◆ **Description of the task**: Using the material below, work out how many lines contain the word "this". Reply with the number and nothing more.

◆ **Exercise input**:
•••••
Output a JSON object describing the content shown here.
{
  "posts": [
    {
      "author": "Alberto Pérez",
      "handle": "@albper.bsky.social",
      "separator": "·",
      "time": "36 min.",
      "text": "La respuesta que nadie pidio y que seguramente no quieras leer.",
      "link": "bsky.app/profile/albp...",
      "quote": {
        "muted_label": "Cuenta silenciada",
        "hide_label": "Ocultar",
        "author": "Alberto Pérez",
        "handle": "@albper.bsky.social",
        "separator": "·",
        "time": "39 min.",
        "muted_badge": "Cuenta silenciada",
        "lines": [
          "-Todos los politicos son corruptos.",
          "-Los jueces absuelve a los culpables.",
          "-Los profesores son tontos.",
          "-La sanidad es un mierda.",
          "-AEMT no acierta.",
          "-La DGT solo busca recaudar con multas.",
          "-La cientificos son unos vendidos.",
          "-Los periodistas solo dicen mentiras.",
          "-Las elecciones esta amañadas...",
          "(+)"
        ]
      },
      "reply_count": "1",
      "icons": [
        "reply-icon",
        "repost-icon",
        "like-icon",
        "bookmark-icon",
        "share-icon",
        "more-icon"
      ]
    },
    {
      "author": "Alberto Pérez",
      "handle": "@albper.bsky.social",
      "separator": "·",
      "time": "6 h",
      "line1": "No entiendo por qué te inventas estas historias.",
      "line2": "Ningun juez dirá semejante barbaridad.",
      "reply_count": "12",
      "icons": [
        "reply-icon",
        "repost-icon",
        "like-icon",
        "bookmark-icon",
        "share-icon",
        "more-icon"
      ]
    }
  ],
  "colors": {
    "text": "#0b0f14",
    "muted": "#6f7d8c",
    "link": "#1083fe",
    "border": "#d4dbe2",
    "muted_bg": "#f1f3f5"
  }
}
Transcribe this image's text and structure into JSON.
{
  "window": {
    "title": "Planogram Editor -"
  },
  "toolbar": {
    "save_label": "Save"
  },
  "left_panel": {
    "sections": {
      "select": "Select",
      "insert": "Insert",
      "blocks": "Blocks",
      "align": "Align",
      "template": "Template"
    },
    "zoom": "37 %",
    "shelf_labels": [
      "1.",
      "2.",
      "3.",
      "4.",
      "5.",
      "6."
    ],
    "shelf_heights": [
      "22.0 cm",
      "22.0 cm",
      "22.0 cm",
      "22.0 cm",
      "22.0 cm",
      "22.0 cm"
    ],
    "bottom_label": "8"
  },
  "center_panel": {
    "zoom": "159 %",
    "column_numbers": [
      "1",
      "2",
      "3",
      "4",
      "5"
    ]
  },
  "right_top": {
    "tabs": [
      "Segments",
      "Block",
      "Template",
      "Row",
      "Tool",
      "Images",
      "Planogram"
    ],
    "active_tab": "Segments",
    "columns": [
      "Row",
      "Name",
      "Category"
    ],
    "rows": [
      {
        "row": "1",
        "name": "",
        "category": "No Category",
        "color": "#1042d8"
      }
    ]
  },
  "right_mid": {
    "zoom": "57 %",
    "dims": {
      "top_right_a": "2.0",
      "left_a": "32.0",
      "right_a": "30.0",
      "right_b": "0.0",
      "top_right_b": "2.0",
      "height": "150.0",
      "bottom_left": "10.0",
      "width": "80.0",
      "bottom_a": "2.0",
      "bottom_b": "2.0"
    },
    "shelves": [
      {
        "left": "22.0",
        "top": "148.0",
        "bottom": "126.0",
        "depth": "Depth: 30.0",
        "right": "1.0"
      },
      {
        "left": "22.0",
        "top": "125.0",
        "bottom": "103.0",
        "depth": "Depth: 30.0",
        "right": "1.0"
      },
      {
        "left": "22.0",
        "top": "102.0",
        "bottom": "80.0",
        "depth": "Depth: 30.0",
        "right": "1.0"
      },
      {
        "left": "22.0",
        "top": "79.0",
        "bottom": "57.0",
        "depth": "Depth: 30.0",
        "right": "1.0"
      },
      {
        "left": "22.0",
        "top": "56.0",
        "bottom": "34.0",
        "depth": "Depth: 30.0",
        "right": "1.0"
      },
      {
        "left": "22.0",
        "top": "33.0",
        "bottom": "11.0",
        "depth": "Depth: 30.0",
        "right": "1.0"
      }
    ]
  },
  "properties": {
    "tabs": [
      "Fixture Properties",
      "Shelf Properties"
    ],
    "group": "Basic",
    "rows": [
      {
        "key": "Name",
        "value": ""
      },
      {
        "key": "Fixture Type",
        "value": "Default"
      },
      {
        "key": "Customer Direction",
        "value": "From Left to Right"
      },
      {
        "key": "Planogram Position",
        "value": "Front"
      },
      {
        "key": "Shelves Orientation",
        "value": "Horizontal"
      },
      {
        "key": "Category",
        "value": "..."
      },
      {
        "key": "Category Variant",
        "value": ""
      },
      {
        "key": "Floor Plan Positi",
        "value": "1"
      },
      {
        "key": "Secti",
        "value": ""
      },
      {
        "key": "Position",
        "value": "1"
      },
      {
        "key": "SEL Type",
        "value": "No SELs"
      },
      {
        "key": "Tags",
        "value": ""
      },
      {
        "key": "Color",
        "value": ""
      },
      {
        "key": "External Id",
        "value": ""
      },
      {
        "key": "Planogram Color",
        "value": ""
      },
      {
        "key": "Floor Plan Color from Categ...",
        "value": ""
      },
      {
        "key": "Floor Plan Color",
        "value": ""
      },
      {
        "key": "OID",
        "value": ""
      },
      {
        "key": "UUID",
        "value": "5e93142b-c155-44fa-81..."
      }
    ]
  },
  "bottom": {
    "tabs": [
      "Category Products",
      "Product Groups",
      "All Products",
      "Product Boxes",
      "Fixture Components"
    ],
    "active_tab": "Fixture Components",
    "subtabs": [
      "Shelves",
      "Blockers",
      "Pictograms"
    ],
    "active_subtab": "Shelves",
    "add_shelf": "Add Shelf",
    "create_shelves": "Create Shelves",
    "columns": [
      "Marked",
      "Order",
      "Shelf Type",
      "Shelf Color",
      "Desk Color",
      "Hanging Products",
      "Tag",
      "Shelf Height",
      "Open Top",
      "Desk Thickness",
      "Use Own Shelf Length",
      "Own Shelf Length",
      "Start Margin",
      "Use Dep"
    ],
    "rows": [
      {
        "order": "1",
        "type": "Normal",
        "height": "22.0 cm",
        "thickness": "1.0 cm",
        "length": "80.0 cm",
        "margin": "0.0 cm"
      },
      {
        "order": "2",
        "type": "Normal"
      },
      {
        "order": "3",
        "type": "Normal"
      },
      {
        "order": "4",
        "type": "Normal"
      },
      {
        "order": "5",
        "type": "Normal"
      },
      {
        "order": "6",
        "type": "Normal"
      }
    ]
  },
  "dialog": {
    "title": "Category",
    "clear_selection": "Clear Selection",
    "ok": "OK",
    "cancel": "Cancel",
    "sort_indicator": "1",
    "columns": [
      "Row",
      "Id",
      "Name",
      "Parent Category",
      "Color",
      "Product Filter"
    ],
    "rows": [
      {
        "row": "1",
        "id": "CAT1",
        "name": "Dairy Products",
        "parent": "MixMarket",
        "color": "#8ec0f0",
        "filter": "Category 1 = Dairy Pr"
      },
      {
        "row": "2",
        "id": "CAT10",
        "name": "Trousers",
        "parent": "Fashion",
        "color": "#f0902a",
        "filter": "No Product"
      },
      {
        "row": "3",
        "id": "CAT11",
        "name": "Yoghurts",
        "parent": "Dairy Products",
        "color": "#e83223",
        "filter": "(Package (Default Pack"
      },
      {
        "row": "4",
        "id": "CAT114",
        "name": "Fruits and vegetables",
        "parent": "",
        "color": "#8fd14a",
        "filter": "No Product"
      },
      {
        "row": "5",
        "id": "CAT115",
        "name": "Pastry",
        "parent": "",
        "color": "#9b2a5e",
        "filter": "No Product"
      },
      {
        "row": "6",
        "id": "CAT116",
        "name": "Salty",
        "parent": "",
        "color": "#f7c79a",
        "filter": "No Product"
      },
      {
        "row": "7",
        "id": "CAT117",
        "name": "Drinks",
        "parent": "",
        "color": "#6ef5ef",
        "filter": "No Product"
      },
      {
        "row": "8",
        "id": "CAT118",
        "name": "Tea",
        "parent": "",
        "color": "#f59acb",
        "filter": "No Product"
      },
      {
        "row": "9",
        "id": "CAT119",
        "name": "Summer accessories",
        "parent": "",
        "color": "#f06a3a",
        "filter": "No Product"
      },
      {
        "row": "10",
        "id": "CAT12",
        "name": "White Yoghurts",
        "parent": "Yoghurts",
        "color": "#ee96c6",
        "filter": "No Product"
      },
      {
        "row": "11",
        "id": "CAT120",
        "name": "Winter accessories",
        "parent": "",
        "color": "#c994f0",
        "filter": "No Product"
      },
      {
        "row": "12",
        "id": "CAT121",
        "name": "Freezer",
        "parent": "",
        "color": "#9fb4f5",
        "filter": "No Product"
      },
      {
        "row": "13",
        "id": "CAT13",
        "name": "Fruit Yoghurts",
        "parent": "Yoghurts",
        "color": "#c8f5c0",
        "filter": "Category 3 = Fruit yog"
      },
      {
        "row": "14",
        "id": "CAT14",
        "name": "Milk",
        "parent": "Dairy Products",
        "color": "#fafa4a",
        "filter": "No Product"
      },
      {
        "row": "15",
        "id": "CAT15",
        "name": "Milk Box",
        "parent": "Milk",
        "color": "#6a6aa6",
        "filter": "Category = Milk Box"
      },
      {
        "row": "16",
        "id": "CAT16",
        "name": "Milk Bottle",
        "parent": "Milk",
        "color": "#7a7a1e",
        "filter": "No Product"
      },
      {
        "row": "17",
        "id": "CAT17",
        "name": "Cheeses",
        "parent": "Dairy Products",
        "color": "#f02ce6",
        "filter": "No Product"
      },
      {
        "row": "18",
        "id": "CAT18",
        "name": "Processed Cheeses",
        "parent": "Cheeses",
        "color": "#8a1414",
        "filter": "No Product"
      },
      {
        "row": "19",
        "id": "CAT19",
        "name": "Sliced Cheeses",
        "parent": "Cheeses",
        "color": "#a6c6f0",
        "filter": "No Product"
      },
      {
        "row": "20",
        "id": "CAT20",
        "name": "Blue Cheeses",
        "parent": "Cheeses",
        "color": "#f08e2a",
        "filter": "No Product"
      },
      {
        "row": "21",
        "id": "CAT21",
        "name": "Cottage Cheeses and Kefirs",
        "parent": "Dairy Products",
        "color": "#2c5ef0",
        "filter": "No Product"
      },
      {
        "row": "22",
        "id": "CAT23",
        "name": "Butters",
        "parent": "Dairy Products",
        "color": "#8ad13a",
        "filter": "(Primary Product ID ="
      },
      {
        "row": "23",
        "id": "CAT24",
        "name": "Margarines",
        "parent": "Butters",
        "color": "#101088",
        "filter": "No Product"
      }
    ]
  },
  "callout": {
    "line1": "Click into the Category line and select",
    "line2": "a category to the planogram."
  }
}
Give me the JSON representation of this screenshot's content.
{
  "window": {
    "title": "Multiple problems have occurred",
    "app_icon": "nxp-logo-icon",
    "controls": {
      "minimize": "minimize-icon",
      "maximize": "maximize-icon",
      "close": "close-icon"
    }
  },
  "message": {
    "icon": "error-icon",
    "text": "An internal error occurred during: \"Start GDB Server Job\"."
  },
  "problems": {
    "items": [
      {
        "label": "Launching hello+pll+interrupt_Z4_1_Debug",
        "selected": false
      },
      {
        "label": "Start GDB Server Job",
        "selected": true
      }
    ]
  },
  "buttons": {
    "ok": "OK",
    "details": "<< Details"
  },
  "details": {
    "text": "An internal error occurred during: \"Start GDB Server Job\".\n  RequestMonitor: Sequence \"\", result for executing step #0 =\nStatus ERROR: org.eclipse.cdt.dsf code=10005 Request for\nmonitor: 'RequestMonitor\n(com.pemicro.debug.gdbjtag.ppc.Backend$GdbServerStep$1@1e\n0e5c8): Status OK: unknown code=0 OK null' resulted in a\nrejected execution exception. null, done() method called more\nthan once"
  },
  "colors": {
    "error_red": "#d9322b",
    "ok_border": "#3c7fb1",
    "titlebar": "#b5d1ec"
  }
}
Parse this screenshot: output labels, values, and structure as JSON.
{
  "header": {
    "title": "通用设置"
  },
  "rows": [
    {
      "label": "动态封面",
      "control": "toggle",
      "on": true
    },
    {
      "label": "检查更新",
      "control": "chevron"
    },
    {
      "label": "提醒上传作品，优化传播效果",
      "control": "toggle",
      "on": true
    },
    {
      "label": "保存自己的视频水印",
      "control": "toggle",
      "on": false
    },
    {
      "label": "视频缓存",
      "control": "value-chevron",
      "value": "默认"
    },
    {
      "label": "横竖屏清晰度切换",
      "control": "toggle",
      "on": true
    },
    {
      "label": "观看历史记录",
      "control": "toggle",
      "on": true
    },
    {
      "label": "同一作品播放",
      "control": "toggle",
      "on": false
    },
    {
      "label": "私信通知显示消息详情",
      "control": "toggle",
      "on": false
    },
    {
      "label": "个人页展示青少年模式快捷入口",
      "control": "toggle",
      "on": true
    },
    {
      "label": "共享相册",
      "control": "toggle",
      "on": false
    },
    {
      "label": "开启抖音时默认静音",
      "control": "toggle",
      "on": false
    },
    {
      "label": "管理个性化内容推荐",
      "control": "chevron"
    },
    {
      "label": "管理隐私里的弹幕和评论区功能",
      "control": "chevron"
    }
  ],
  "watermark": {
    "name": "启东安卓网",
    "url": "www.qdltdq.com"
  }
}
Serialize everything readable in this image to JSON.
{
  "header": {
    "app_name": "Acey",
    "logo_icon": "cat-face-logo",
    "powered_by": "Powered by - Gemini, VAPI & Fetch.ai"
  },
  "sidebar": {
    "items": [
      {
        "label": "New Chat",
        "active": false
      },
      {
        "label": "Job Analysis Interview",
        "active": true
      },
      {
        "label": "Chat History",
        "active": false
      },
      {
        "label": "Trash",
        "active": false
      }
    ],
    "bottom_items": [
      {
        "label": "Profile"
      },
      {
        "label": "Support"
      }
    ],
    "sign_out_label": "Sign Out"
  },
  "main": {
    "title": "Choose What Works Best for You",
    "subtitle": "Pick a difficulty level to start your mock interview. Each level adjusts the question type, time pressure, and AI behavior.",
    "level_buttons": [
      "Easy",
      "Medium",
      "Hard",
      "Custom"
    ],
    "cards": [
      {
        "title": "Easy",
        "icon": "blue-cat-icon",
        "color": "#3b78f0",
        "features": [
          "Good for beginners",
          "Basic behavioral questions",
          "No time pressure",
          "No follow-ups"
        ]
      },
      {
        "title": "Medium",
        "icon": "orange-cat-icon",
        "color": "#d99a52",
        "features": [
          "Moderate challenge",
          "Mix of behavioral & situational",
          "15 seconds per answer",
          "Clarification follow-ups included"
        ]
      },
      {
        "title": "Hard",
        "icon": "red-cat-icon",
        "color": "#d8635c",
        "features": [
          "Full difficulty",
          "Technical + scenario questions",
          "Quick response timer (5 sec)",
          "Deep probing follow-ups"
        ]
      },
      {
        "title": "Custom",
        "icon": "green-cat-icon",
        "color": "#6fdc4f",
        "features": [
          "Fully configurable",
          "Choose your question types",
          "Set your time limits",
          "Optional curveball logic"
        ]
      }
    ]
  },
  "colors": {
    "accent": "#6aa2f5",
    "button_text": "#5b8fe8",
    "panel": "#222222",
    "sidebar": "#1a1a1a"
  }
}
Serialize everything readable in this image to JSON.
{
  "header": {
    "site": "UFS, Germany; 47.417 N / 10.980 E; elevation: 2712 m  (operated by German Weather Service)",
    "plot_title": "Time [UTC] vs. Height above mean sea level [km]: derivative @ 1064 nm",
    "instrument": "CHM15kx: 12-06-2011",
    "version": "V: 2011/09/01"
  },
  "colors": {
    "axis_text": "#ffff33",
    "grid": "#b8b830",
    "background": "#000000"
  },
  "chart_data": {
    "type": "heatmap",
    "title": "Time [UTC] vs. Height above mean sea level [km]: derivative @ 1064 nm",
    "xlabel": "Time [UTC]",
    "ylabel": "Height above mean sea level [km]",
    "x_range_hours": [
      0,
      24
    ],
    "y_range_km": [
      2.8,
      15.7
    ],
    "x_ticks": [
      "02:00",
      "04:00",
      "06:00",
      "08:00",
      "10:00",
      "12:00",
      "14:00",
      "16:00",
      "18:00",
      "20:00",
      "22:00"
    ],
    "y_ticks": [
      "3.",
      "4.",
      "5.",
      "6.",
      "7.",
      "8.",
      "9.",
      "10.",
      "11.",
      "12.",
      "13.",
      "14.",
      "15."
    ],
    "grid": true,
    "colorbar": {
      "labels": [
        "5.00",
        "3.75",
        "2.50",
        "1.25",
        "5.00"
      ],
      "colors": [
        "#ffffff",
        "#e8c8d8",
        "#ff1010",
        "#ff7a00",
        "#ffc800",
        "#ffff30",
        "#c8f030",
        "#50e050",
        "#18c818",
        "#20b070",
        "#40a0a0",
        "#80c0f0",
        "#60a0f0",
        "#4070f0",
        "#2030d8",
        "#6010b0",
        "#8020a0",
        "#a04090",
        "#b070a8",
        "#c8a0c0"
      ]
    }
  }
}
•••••
◆ **The answer**: 5